#### Problem description
The response should consist of the listing, repeated word for word.

#### Data under study
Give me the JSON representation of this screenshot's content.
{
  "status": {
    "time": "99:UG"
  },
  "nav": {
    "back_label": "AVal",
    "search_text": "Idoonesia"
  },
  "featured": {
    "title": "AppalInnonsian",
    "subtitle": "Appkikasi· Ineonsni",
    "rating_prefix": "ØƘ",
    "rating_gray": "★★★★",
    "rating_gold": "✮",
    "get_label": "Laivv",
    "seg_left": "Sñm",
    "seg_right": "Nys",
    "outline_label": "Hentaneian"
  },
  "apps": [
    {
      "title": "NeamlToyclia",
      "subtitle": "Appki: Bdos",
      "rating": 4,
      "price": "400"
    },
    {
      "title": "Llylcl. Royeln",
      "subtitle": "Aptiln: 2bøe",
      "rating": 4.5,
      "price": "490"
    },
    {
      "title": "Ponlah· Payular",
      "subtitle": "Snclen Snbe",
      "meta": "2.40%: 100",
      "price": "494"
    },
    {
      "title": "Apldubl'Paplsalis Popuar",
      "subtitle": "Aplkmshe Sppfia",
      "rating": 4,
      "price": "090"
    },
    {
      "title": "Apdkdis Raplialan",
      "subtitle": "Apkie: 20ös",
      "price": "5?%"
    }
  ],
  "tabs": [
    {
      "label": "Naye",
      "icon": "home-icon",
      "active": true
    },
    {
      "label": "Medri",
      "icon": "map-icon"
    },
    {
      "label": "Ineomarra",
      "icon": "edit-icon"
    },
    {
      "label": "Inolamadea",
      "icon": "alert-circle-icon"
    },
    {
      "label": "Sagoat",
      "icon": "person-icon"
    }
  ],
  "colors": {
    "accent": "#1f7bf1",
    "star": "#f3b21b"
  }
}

#### Worked solution
Give me the JSON representation of this screenshot's content.
{
  "status": {
    "time": "99:UG"
  },
  "nav": {
    "back_label": "AVal",
    "search_text": "Idoonesia"
  },
  "featured": {
    "title": "AppalInnonsian",
    "subtitle": "Appkikasi· Ineonsni",
    "rating_prefix": "ØƘ",
    "rating_gray": "★★★★",
    "rating_gold": "✮",
    "get_label": "Laivv",
    "seg_left": "Sñm",
    "seg_right": "Nys",
    "outline_label": "Hentaneian"
  },
  "apps": [
    {
      "title": "NeamlToyclia",
      "subtitle": "Appki: Bdos",
      "rating": 4,
      "price": "400"
    },
    {
      "title": "Llylcl. Royeln",
      "subtitle": "Aptiln: 2bøe",
      "rating": 4.5,
      "price": "490"
    },
    {
      "title": "Ponlah· Payular",
      "subtitle": "Snclen Snbe",
      "meta": "2.40%: 100",
      "price": "494"
    },
    {
      "title": "Apldubl'Paplsalis Popuar",
      "subtitle": "Aplkmshe Sppfia",
      "rating": 4,
      "price": "090"
    },
    {
      "title": "Apdkdis Raplialan",
      "subtitle": "Apkie: 20ös",
      "price": "5?%"
    }
  ],
  "tabs": [
    {
      "label": "Naye",
      "icon": "home-icon",
      "active": true
    },
    {
      "label": "Medri",
      "icon": "map-icon"
    },
    {
      "label": "Ineomarra",
      "icon": "edit-icon"
    },
    {
      "label": "Inolamadea",
      "icon": "alert-circle-icon"
    },
    {
      "label": "Sagoat",
      "icon": "person-icon"
    }
  ],
  "colors": {
    "accent": "#1f7bf1",
    "star": "#f3b21b"
  }
}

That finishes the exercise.